### DIRECTIONS
Retype every line of the records exactly.

[Opening RECORDS section]

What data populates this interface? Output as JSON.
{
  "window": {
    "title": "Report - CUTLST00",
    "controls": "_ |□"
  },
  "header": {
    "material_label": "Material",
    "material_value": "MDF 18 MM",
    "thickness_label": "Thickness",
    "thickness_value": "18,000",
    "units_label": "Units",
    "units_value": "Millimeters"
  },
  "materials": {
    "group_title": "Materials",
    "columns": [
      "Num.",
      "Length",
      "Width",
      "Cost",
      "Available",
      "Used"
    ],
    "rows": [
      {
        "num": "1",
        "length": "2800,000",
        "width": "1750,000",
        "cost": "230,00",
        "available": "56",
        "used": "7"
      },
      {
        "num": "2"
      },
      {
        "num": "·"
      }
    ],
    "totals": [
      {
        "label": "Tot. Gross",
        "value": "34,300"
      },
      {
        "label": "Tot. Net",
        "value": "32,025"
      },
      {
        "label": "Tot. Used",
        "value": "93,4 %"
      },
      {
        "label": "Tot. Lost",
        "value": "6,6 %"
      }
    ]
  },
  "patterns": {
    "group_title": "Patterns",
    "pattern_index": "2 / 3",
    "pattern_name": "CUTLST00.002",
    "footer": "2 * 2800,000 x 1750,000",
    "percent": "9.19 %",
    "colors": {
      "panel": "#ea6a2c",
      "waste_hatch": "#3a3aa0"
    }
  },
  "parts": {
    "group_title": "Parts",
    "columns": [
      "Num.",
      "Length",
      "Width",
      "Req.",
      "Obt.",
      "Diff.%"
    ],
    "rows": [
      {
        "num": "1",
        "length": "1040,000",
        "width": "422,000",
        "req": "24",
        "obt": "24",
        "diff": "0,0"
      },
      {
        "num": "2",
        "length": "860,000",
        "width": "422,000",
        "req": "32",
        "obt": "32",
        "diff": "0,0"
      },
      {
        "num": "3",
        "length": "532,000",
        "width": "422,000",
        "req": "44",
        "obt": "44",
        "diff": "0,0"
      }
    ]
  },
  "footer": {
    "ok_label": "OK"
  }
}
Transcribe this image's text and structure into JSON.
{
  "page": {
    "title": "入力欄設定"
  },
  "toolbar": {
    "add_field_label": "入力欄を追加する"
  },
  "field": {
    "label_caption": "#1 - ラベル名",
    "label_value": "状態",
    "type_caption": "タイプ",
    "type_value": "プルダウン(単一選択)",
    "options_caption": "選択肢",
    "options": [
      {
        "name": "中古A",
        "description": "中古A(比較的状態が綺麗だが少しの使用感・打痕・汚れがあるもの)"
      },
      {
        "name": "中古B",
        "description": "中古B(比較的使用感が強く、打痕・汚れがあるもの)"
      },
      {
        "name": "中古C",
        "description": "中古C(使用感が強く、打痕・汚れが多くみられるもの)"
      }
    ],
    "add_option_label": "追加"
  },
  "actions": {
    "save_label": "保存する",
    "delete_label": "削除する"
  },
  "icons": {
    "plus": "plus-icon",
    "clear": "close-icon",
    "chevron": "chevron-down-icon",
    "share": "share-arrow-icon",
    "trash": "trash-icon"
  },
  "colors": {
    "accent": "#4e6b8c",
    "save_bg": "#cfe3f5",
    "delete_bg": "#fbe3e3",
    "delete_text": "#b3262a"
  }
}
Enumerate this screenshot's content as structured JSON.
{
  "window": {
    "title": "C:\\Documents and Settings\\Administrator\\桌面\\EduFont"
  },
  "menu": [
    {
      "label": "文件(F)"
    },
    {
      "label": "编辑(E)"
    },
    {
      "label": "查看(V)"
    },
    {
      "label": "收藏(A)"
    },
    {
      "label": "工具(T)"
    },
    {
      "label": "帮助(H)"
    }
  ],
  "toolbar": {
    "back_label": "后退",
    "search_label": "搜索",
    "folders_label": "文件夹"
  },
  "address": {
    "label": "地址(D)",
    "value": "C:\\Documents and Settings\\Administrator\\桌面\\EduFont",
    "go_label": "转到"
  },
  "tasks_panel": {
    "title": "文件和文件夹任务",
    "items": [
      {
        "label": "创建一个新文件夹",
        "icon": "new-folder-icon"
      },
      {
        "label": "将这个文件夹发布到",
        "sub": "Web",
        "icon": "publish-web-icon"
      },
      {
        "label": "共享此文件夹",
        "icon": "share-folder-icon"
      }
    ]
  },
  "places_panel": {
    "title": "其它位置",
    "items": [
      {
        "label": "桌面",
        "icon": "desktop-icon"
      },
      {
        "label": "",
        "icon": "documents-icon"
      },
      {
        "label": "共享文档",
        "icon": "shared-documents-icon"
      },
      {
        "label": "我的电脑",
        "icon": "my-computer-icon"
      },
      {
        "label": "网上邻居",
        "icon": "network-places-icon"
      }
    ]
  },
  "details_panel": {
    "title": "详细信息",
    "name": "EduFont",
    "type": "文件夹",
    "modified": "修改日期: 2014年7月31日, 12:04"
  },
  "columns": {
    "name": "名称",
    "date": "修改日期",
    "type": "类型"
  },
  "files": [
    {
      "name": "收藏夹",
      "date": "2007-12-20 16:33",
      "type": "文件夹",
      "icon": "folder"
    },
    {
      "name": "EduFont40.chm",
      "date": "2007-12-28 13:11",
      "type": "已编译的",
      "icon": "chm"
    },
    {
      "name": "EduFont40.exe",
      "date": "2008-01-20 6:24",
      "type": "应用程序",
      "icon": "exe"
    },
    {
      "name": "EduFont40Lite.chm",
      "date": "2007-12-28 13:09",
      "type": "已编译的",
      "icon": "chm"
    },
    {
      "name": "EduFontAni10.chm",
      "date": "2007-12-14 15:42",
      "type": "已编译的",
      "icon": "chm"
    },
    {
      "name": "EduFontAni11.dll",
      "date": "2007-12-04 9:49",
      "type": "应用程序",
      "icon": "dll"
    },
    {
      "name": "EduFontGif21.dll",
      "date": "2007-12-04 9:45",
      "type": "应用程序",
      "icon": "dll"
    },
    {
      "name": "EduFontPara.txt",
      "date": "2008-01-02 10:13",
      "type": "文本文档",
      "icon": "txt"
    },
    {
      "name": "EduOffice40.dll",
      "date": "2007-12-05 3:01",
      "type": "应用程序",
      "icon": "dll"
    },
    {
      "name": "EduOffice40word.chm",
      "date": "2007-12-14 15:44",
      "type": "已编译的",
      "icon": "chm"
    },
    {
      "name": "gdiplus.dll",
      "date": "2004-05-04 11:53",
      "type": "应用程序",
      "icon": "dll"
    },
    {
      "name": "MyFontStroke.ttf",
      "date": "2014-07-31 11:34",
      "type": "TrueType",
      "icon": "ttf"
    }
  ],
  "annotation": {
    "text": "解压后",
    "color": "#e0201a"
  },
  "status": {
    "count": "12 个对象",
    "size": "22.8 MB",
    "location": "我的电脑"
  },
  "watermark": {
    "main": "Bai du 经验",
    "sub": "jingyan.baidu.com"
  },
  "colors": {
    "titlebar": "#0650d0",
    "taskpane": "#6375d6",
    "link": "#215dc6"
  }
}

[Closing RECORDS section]

### RESPONSE FOR THIS EXERCISE
What data populates this interface? Output as JSON.
{
  "window": {
    "title": "Report - CUTLST00",
    "controls": "_ |□"
  },
  "header": {
    "material_label": "Material",
    "material_value": "MDF 18 MM",
    "thickness_label": "Thickness",
    "thickness_value": "18,000",
    "units_label": "Units",
    "units_value": "Millimeters"
  },
  "materials": {
    "group_title": "Materials",
    "columns": [
      "Num.",
      "Length",
      "Width",
      "Cost",
      "Available",
      "Used"
    ],
    "rows": [
      {
        "num": "1",
        "length": "2800,000",
        "width": "1750,000",
        "cost": "230,00",
        "available": "56",
        "used": "7"
      },
      {
        "num": "2"
      },
      {
        "num": "·"
      }
    ],
    "totals": [
      {
        "label": "Tot. Gross",
        "value": "34,300"
      },
      {
        "label": "Tot. Net",
        "value": "32,025"
      },
      {
        "label": "Tot. Used",
        "value": "93,4 %"
      },
      {
        "label": "Tot. Lost",
        "value": "6,6 %"
      }
    ]
  },
  "patterns": {
    "group_title": "Patterns",
    "pattern_index": "2 / 3",
    "pattern_name": "CUTLST00.002",
    "footer": "2 * 2800,000 x 1750,000",
    "percent": "9.19 %",
    "colors": {
      "panel": "#ea6a2c",
      "waste_hatch": "#3a3aa0"
    }
  },
  "parts": {
    "group_title": "Parts",
    "columns": [
      "Num.",
      "Length",
      "Width",
      "Req.",
      "Obt.",
      "Diff.%"
    ],
    "rows": [
      {
        "num": "1",
        "length": "1040,000",
        "width": "422,000",
        "req": "24",
        "obt": "24",
        "diff": "0,0"
      },
      {
        "num": "2",
        "length": "860,000",
        "width": "422,000",
        "req": "32",
        "obt": "32",
        "diff": "0,0"
      },
      {
        "num": "3",
        "length": "532,000",
        "width": "422,000",
        "req": "44",
        "obt": "44",
        "diff": "0,0"
      }
    ]
  },
  "footer": {
    "ok_label": "OK"
  }
}
Transcribe this image's text and structure into JSON.
{
  "page": {
    "title": "入力欄設定"
  },
  "toolbar": {
    "add_field_label": "入力欄を追加する"
  },
  "field": {
    "label_caption": "#1 - ラベル名",
    "label_value": "状態",
    "type_caption": "タイプ",
    "type_value": "プルダウン(単一選択)",
    "options_caption": "選択肢",
    "options": [
      {
        "name": "中古A",
        "description": "中古A(比較的状態が綺麗だが少しの使用感・打痕・汚れがあるもの)"
      },
      {
        "name": "中古B",
        "description": "中古B(比較的使用感が強く、打痕・汚れがあるもの)"
      },
      {
        "name": "中古C",
        "description": "中古C(使用感が強く、打痕・汚れが多くみられるもの)"
      }
    ],
    "add_option_label": "追加"
  },
  "actions": {
    "save_label": "保存する",
    "delete_label": "削除する"
  },
  "icons": {
    "plus": "plus-icon",
    "clear": "close-icon",
    "chevron": "chevron-down-icon",
    "share": "share-arrow-icon",
    "trash": "trash-icon"
  },
  "colors": {
    "accent": "#4e6b8c",
    "save_bg": "#cfe3f5",
    "delete_bg": "#fbe3e3",
    "delete_text": "#b3262a"
  }
}
Enumerate this screenshot's content as structured JSON.
{
  "window": {
    "title": "C:\\Documents and Settings\\Administrator\\桌面\\EduFont"
  },
  "menu": [
    {
      "label": "文件(F)"
    },
    {
      "label": "编辑(E)"
    },
    {
      "label": "查看(V)"
    },
    {
      "label": "收藏(A)"
    },
    {
      "label": "工具(T)"
    },
    {
      "label": "帮助(H)"
    }
  ],
  "toolbar": {
    "back_label": "后退",
    "search_label": "搜索",
    "folders_label": "文件夹"
  },
  "address": {
    "label": "地址(D)",
    "value": "C:\\Documents and Settings\\Administrator\\桌面\\EduFont",
    "go_label": "转到"
  },
  "tasks_panel": {
    "title": "文件和文件夹任务",
    "items": [
      {
        "label": "创建一个新文件夹",
        "icon": "new-folder-icon"
      },
      {
        "label": "将这个文件夹发布到",
        "sub": "Web",
        "icon": "publish-web-icon"
      },
      {
        "label": "共享此文件夹",
        "icon": "share-folder-icon"
      }
    ]
  },
  "places_panel": {
    "title": "其它位置",
    "items": [
      {
        "label": "桌面",
        "icon": "desktop-icon"
      },
      {
        "label": "",
        "icon": "documents-icon"
      },
      {
        "label": "共享文档",
        "icon": "shared-documents-icon"
      },
      {
        "label": "我的电脑",
        "icon": "my-computer-icon"
      },
      {
        "label": "网上邻居",
        "icon": "network-places-icon"
      }
    ]
  },
  "details_panel": {
    "title": "详细信息",
    "name": "EduFont",
    "type": "文件夹",
    "modified": "修改日期: 2014年7月31日, 12:04"
  },
  "columns": {
    "name": "名称",
    "date": "修改日期",
    "type": "类型"
  },
  "files": [
    {
      "name": "收藏夹",
      "date": "2007-12-20 16:33",
      "type": "文件夹",
      "icon": "folder"
    },
    {
      "name": "EduFont40.chm",
      "date": "2007-12-28 13:11",
      "type": "已编译的",
      "icon": "chm"
    },
    {
      "name": "EduFont40.exe",
      "date": "2008-01-20 6:24",
      "type": "应用程序",
      "icon": "exe"
    },
    {
      "name": "EduFont40Lite.chm",
      "date": "2007-12-28 13:09",
      "type": "已编译的",
      "icon": "chm"
    },
    {
      "name": "EduFontAni10.chm",
      "date": "2007-12-14 15:42",
      "type": "已编译的",
      "icon": "chm"
    },
    {
      "name": "EduFontAni11.dll",
      "date": "2007-12-04 9:49",
      "type": "应用程序",
      "icon": "dll"
    },
    {
      "name": "EduFontGif21.dll",
      "date": "2007-12-04 9:45",
      "type": "应用程序",
      "icon": "dll"
    },
    {
      "name": "EduFontPara.txt",
      "date": "2008-01-02 10:13",
      "type": "文本文档",
      "icon": "txt"
    },
    {
      "name": "EduOffice40.dll",
      "date": "2007-12-05 3:01",
      "type": "应用程序",
      "icon": "dll"
    },
    {
      "name": "EduOffice40word.chm",
      "date": "2007-12-14 15:44",
      "type": "已编译的",
      "icon": "chm"
    },
    {
      "name": "gdiplus.dll",
      "date": "2004-05-04 11:53",
      "type": "应用程序",
      "icon": "dll"
    },
    {
      "name": "MyFontStroke.ttf",
      "date": "2014-07-31 11:34",
      "type": "TrueType",
      "icon": "ttf"
    }
  ],
  "annotation": {
    "text": "解压后",
    "color": "#e0201a"
  },
  "status": {
    "count": "12 个对象",
    "size": "22.8 MB",
    "location": "我的电脑"
  },
  "watermark": {
    "main": "Bai du 经验",
    "sub": "jingyan.baidu.com"
  },
  "colors": {
    "titlebar": "#0650d0",
    "taskpane": "#6375d6",
    "link": "#215dc6"
  }
}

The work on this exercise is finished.